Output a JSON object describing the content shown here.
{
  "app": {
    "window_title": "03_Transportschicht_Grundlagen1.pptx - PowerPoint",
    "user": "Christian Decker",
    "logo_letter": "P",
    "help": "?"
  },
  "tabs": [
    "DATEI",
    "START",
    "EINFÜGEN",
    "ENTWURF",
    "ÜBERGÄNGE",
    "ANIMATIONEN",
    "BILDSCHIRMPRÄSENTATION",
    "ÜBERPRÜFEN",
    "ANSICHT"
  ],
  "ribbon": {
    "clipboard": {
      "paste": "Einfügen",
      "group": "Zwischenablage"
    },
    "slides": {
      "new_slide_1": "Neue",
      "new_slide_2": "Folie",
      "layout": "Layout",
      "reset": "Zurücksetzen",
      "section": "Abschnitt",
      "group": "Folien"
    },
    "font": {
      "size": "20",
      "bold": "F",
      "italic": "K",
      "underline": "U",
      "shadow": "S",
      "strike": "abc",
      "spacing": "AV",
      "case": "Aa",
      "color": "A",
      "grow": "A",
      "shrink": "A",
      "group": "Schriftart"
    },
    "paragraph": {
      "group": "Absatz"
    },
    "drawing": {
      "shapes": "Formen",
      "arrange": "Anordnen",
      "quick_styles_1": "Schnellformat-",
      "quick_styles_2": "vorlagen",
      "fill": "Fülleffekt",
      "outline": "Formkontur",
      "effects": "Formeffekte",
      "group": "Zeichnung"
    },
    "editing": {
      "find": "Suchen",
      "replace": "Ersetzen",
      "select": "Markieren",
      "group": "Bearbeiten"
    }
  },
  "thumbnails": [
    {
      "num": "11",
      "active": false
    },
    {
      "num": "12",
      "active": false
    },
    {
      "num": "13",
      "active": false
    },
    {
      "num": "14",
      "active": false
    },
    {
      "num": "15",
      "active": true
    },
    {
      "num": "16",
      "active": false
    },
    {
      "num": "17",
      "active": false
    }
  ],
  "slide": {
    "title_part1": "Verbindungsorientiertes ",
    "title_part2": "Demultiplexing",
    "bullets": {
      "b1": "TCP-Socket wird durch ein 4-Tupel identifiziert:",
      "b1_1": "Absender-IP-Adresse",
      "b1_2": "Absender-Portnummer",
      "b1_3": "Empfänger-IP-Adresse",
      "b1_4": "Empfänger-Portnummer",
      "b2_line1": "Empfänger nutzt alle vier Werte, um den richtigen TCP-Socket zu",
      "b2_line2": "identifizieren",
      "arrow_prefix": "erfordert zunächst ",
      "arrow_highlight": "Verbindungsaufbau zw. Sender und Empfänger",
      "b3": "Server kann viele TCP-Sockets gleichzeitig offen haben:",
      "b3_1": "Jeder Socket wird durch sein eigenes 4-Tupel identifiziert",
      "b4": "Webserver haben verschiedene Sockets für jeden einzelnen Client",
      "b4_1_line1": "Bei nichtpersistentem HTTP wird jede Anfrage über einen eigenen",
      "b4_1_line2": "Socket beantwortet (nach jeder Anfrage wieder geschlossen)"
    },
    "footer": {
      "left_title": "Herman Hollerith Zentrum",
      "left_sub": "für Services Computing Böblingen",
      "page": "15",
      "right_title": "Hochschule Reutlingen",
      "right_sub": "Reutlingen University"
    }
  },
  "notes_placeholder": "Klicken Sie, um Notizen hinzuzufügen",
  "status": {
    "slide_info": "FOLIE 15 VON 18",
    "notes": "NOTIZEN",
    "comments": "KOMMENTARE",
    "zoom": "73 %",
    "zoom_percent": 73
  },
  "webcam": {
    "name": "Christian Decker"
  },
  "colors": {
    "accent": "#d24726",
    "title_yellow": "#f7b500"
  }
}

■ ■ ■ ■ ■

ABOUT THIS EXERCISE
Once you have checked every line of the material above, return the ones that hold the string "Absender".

ANSWER SECTION
      "b1_1": "Absender-IP-Adresse",
      "b1_2": "Absender-Portnummer",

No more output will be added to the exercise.